Coolant, also known as antifreeze, is what keeps your engine’s temperature within a safe and optimal operating range. About every 30,000 miles (about 5 years for most drivers), it’s recommended to do a coolant flush since, for the most part, it’s the same coolant circulating in your engine system within that time period (versus burning off or being changed out like oil). Flushing your coolant will involve draining out all of the existing coolant, running distilled water through the system, and topping it off with new coolant--this guide is a good reference on how to do it!
Almost all modern vehicles have a power steering pump that remains lubricated by the application of power steering fluid. The pump’s reservoir has a screw-style cap that lifts off to enable you to check the fluid level. While this really only needs to be changed about every 100,000 miles or so, it’s an important part of the vehicle a lot of people take for granted. Without power steering, it’s up to you and your muscles to steer the car yourself, which is too heavy for most people to do.
Some signs that you are having power steering problems are squealing noises when you are trying to turn the steering wheel, or you will feel some stiff resistance when you are trying to steer. If this is the case, you may need to take your vehicle into a shop.
When you pop your hood and look at the engine, you’ll see there’s a big rubber belt connecting a bunch of cogs and pulleys together. This is the serpentine belt, and it’s critical to your engine being able to run properly because it connects a whole lot of moving parts and different systems necessary for your car to be able to run. When you hear a squealing or chirping noise coming from under the hood when you start your car, it’s a good sign your belt is about ready to retire. Usually, timing belts should be replaced between 60,000 to 100,000 miles, but replace them sooner if you hear slapping or squealing noises under the hood.

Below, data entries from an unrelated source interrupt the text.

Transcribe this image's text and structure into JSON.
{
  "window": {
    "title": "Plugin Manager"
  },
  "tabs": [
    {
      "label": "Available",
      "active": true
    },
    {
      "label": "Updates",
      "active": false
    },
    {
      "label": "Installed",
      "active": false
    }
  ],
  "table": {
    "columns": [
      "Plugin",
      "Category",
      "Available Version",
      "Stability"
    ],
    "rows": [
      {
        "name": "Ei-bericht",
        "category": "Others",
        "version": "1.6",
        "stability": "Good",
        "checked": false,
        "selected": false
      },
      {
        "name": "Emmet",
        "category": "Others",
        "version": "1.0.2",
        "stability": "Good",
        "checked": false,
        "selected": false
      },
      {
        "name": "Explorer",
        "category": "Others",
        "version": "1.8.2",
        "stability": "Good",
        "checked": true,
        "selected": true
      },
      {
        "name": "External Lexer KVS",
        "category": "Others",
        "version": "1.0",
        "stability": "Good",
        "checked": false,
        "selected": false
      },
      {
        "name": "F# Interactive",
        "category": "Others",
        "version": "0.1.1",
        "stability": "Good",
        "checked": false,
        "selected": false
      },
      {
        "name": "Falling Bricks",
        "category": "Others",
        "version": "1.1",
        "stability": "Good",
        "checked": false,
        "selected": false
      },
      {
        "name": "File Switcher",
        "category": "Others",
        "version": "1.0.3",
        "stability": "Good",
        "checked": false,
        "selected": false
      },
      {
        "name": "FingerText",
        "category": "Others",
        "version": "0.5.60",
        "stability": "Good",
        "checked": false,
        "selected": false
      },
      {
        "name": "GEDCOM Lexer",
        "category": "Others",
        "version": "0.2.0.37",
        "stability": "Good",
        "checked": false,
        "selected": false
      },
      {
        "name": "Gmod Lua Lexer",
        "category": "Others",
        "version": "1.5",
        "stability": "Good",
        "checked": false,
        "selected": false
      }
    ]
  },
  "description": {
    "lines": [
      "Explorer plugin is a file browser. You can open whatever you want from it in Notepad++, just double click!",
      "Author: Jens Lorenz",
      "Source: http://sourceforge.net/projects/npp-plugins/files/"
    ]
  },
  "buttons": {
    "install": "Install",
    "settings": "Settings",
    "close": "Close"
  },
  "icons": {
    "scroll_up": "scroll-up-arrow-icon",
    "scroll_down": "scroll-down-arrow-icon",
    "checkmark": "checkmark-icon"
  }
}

Your vehicle's engine and the transmission are the two most complex parts to your vehicle, and two parts that you definitely don't want to have to pay the price to replace. Whether it’s an automatic or manual transmission, most manufacturers recommend changing the fluid every 30,000 to 60,000 miles. While this is definitely doable yourself, the process can differ between makes and models, so make sure to either do your research or just drop it off at the shop.

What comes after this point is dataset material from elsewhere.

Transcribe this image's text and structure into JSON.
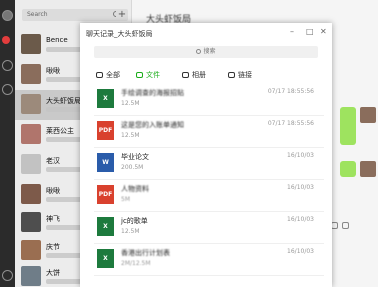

Taking the time to make sure your transmission fluid is clear and clean will extend the life of your transmission, saving you thousands of dollars in potential repairs down the road.
Make sure that your engine’s air filter is clean. One of the main parts to the way an engine works is compressing air and fuel for combustion, so if you’re not pushing clean air into the system, your engine won’t be happy.
Luckily, this is an easy, inexpensive thing to do, but you do need to do it about once a year.
While you generally don’t want to do much to mess with the battery, keeping it clean, doing a visual inspection, and being mindful of how old it is will ensure you don’t get stuck in a random parking lot somewhere because your battery died.
When you are checking fluids, don't forget to check the brake fluid level. Make sure that your vehicle is on a level surface first, then unscrew the reservoir cap. The brake fluid level should be somewhere in the middle of the minimum and maximum marks in the fluid reservoir. If it’s low, keep in mind that your brake pads likely need changed!
For disc brakes, it’s generally easy to change the brake pads if you’re mechanically inclined, otherwise you can take your car to a shop for a bit more cash than it would take to do it yourself. From drum brakes, the process is a little more intensive, so most people just take their vehicles into a shop to have this done. Either way, the absolute average to change brakes is every 50,000 miles, but if you’re hearing squeaking when you go to stop, or if you find you really have to push your foot down, chances are it’s time for a change.
While it may seem like a lot of work, it’ll be worth all your efforts when your car lasts past 100,000, or even 200,000 miles without having issues, so get to wrenching!